A great deal of stress is placed on the importance of humour in the modern relationship. Everything will be all right, we are led to believe, as long as you can make each other laugh, rendering a successful marriage as, in effect, fifty years of improv.
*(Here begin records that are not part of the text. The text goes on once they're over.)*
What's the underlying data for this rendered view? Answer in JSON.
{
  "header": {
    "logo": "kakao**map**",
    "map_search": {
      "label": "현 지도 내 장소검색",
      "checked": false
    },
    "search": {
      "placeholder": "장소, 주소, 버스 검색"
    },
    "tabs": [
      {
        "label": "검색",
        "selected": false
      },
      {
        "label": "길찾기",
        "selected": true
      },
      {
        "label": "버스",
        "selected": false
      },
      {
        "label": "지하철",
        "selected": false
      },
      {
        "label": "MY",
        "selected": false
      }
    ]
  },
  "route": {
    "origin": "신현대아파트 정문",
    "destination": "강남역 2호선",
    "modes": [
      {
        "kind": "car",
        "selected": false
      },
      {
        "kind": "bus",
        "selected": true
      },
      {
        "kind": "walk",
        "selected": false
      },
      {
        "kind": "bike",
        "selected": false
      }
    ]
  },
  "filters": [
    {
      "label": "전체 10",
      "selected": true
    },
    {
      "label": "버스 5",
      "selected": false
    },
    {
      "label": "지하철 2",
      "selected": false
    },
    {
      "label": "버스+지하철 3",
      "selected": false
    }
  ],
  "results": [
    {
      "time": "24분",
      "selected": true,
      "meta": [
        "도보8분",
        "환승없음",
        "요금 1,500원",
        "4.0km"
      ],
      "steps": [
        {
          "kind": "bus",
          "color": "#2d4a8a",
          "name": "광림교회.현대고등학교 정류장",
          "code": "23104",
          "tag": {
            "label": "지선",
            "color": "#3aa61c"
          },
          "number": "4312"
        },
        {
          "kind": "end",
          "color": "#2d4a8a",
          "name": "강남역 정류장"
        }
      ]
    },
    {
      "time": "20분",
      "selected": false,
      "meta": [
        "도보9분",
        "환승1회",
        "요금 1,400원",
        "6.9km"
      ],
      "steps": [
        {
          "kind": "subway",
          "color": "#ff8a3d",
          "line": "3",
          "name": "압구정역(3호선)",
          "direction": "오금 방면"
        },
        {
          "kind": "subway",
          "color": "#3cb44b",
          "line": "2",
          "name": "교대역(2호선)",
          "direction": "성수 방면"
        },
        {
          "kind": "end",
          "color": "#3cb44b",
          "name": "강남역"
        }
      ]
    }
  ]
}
While reading this I did also think that Douglas Petersen has something of the Don Tillman to him (the Asperger's hero of Graeme Simsion’s own publishing phenomenon ‘Rosie Project’ and this year’s ‘Rosie Effect’). Douglas and Don are the men of science in love with carefree wives Connie and Rosie, and I can imagine that if Rosie threw down a divorce gauntlet, Don would pick it up in much the methodical, calculated way that Douglas does … but at the same time, I think ‘Us’ has more in common with Rainbow Rowell’s 2014 novel ‘Landline’. Both are about marriage-in-crisis, and begin at a crossroads in the very real possibility of separation. Rowell and Nicholls also employ similar flashback techniques, though with varying success – for Douglas, recounting his and Connie’s life together is all part of gathering the facts and empirical evidence of happier times and also trying to pinpoint where it all started to go wrong. In ‘Landline’, protagonist Georgie discovers an old rotary phone that allows her to dial her husband (before he became her husband) in the past – reliving a happier time in their courtship. I wasn’t a huge fan of ‘Landline’, and found the recounting of a marriage in strife to be quite dull … Nicholls, for his telling this tale from the perspective of stick-in-the-mud husband whose battle changes to being more about connecting with his son, was far more interesting to me.
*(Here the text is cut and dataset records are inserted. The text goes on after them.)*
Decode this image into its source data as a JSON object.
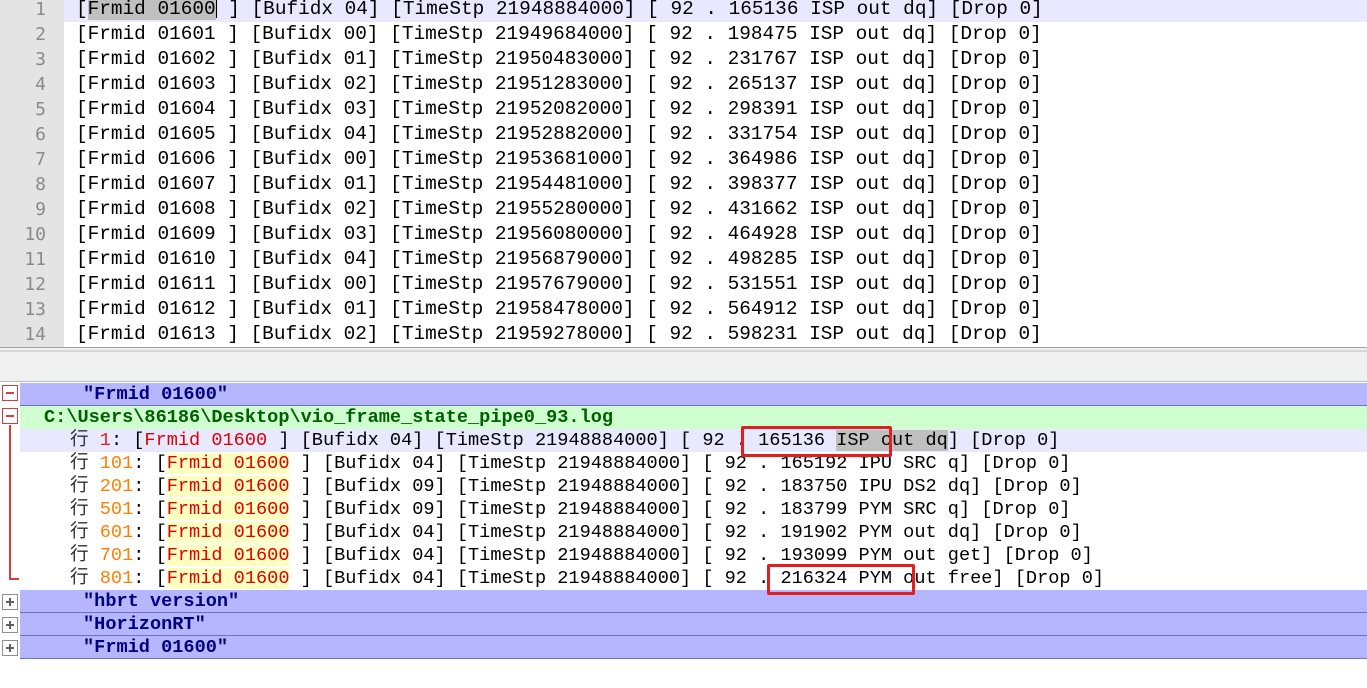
{
  "editor": {
    "lines": [
      {
        "num": "1",
        "frm": "01600",
        "buf": "04",
        "ts": "21948884000",
        "sec": "92",
        "usec": "165136",
        "evt": "ISP out dq",
        "drop": "0"
      },
      {
        "num": "2",
        "frm": "01601",
        "buf": "00",
        "ts": "21949684000",
        "sec": "92",
        "usec": "198475",
        "evt": "ISP out dq",
        "drop": "0"
      },
      {
        "num": "3",
        "frm": "01602",
        "buf": "01",
        "ts": "21950483000",
        "sec": "92",
        "usec": "231767",
        "evt": "ISP out dq",
        "drop": "0"
      },
      {
        "num": "4",
        "frm": "01603",
        "buf": "02",
        "ts": "21951283000",
        "sec": "92",
        "usec": "265137",
        "evt": "ISP out dq",
        "drop": "0"
      },
      {
        "num": "5",
        "frm": "01604",
        "buf": "03",
        "ts": "21952082000",
        "sec": "92",
        "usec": "298391",
        "evt": "ISP out dq",
        "drop": "0"
      },
      {
        "num": "6",
        "frm": "01605",
        "buf": "04",
        "ts": "21952882000",
        "sec": "92",
        "usec": "331754",
        "evt": "ISP out dq",
        "drop": "0"
      },
      {
        "num": "7",
        "frm": "01606",
        "buf": "00",
        "ts": "21953681000",
        "sec": "92",
        "usec": "364986",
        "evt": "ISP out dq",
        "drop": "0"
      },
      {
        "num": "8",
        "frm": "01607",
        "buf": "01",
        "ts": "21954481000",
        "sec": "92",
        "usec": "398377",
        "evt": "ISP out dq",
        "drop": "0"
      },
      {
        "num": "9",
        "frm": "01608",
        "buf": "02",
        "ts": "21955280000",
        "sec": "92",
        "usec": "431662",
        "evt": "ISP out dq",
        "drop": "0"
      },
      {
        "num": "10",
        "frm": "01609",
        "buf": "03",
        "ts": "21956080000",
        "sec": "92",
        "usec": "464928",
        "evt": "ISP out dq",
        "drop": "0"
      },
      {
        "num": "11",
        "frm": "01610",
        "buf": "04",
        "ts": "21956879000",
        "sec": "92",
        "usec": "498285",
        "evt": "ISP out dq",
        "drop": "0"
      },
      {
        "num": "12",
        "frm": "01611",
        "buf": "00",
        "ts": "21957679000",
        "sec": "92",
        "usec": "531551",
        "evt": "ISP out dq",
        "drop": "0"
      },
      {
        "num": "13",
        "frm": "01612",
        "buf": "01",
        "ts": "21958478000",
        "sec": "92",
        "usec": "564912",
        "evt": "ISP out dq",
        "drop": "0"
      },
      {
        "num": "14",
        "frm": "01613",
        "buf": "02",
        "ts": "21959278000",
        "sec": "92",
        "usec": "598231",
        "evt": "ISP out dq",
        "drop": "0"
      }
    ]
  },
  "results": {
    "search1": "\"Frmid 01600\"",
    "file_path": "C:\\Users\\86186\\Desktop\\vio_frame_state_pipe0_93.log",
    "line_prefix": "行",
    "hits": [
      {
        "ln": "1",
        "pad": "",
        "match": "Frmid 01600",
        "buf": "04",
        "ts": "21948884000",
        "sec": "92",
        "usec": "165136",
        "evt": "ISP out dq",
        "drop": "0"
      },
      {
        "ln": "101",
        "pad": "",
        "match": "Frmid 01600",
        "buf": "04",
        "ts": "21948884000",
        "sec": "92",
        "usec": "165192",
        "evt": "IPU SRC q",
        "drop": "0"
      },
      {
        "ln": "201",
        "pad": "",
        "match": "Frmid 01600",
        "buf": "09",
        "ts": "21948884000",
        "sec": "92",
        "usec": "183750",
        "evt": "IPU DS2 dq",
        "drop": "0"
      },
      {
        "ln": "501",
        "pad": "",
        "match": "Frmid 01600",
        "buf": "09",
        "ts": "21948884000",
        "sec": "92",
        "usec": "183799",
        "evt": "PYM SRC q",
        "drop": "0"
      },
      {
        "ln": "601",
        "pad": "",
        "match": "Frmid 01600",
        "buf": "04",
        "ts": "21948884000",
        "sec": "92",
        "usec": "191902",
        "evt": "PYM out dq",
        "drop": "0"
      },
      {
        "ln": "701",
        "pad": "",
        "match": "Frmid 01600",
        "buf": "04",
        "ts": "21948884000",
        "sec": "92",
        "usec": "193099",
        "evt": "PYM out get",
        "drop": "0"
      },
      {
        "ln": "801",
        "pad": "",
        "match": "Frmid 01600",
        "buf": "04",
        "ts": "21948884000",
        "sec": "92",
        "usec": "216324",
        "evt": "PYM out free",
        "drop": "0"
      }
    ],
    "search2": "\"hbrt version\"",
    "search3": "\"HorizonRT\"",
    "search4": "\"Frmid 01600\""
  },
  "colors": {
    "search_header_bg": "#b6b6ff",
    "file_header_bg": "#cfffcf",
    "match_text": "#e00000",
    "match_bg": "#ffffc0",
    "line_number": "#ff8000",
    "highlight_box": "#e02020"
  }
}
‘Us’ does read like a coming-of-age novel, even though Douglas is 54-years-old when he starts having these cataclysmic revelations about his wife and life. And the book is a bit like reading a car crash in slow motion, as readers reach the inevitable conclusion far quicker and easier than Douglas ever does. But for all that this is a sad subject to be exploring (and a somewhat pedestrian one – how many marriage end in divorce now, and late-in-life divorce is also on the rise) it didn’t feel like a sad book. I laughed so much while reading, and I admired Douglas as a quiet everyday-hero who is doing something so ordinarily admirable in his life. I loved that this is really more a father-son relationship book, and that it felt like the resounding BOOM! of echoes from Nicholl’s ‘One Day’, and even ‘Starter For Ten’ which explored the absence of a father in protagonist Brian Jackson’s life.
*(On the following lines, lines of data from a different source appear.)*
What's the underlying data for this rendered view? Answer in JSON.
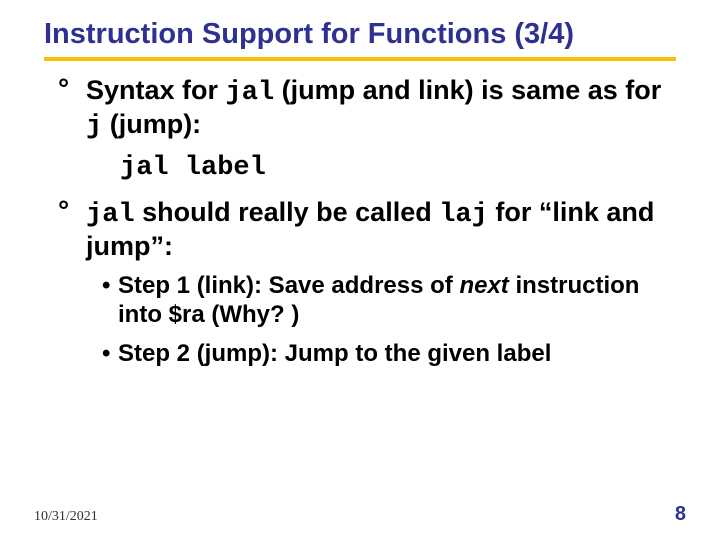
{
  "title": "Instruction Support for Functions (3/4)",
  "b1": {
    "pre": "Syntax for ",
    "code1": "jal",
    "mid": " (jump and link) is same as for ",
    "code2": "j",
    "post": " (jump):"
  },
  "codeLine": "jal label",
  "b2": {
    "code1": "jal",
    "mid1": " should really be called ",
    "code2": "laj",
    "mid2": " for “link and jump”:"
  },
  "s1": {
    "dot": "•",
    "lead": "Step 1 (link): Save address of ",
    "em": "next",
    "tail": " instruction into $ra (Why? )"
  },
  "s2": {
    "dot": "•",
    "text": "Step 2 (jump): Jump to the given label"
  },
  "footer": {
    "date": "10/31/2021",
    "page": "8"
  }
}
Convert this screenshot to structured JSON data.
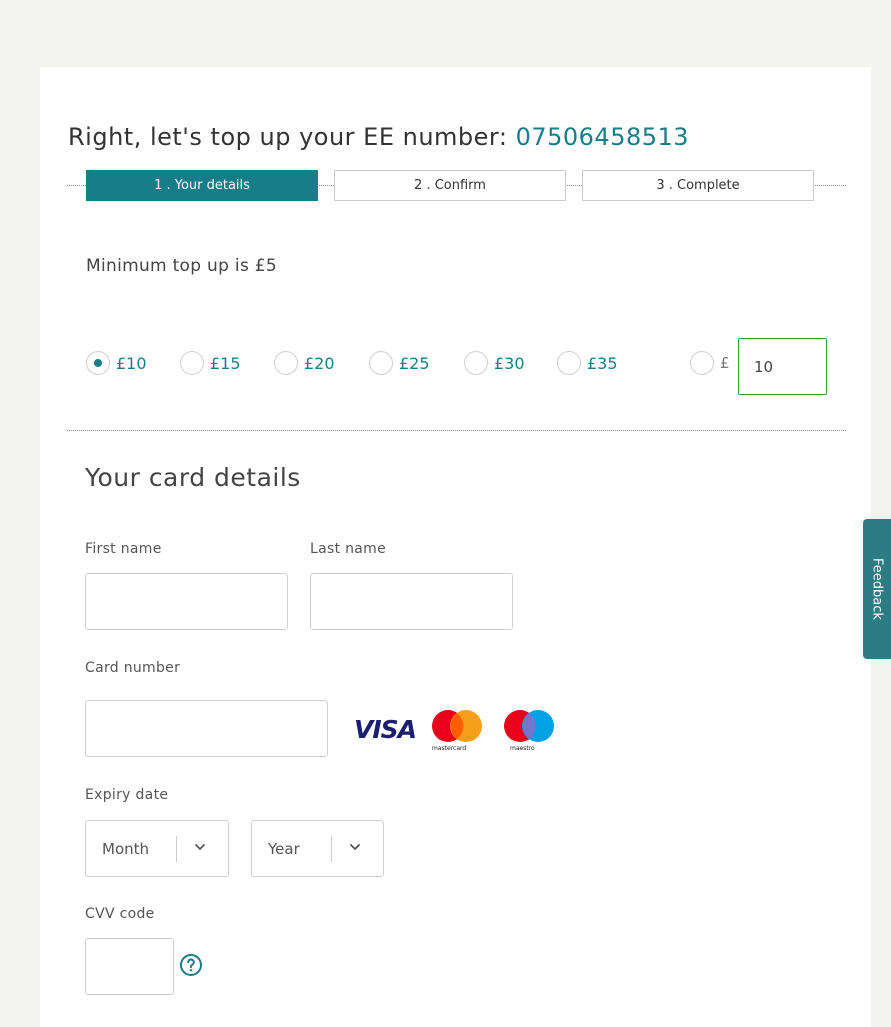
{
  "heading": {
    "prefix": "Right, let's top up your EE number: ",
    "number": "07506458513"
  },
  "steps": [
    {
      "label": "1 . Your details",
      "active": true
    },
    {
      "label": "2 . Confirm",
      "active": false
    },
    {
      "label": "3 . Complete",
      "active": false
    }
  ],
  "minimum_text": "Minimum top up is £5",
  "amounts": {
    "options": [
      {
        "label": "£10",
        "checked": true
      },
      {
        "label": "£15",
        "checked": false
      },
      {
        "label": "£20",
        "checked": false
      },
      {
        "label": "£25",
        "checked": false
      },
      {
        "label": "£30",
        "checked": false
      },
      {
        "label": "£35",
        "checked": false
      }
    ],
    "custom_symbol": "£",
    "custom_value": "10"
  },
  "card_section": {
    "title": "Your card details",
    "first_name_label": "First name",
    "last_name_label": "Last name",
    "card_number_label": "Card number",
    "expiry_label": "Expiry date",
    "month_placeholder": "Month",
    "year_placeholder": "Year",
    "cvv_label": "CVV code"
  },
  "card_logos": {
    "visa": "VISA",
    "mastercard": "mastercard",
    "maestro": "maestro"
  },
  "feedback_label": "Feedback",
  "colors": {
    "teal": "#177e89",
    "feedback": "#2c7c84",
    "input_focus": "#3c9c3c"
  }
}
I love David Nicholls, I’ve missed him and am quietly thrilled that despite a five-year absence, I count his triumphant return to bookshelves as a favourite of 2014.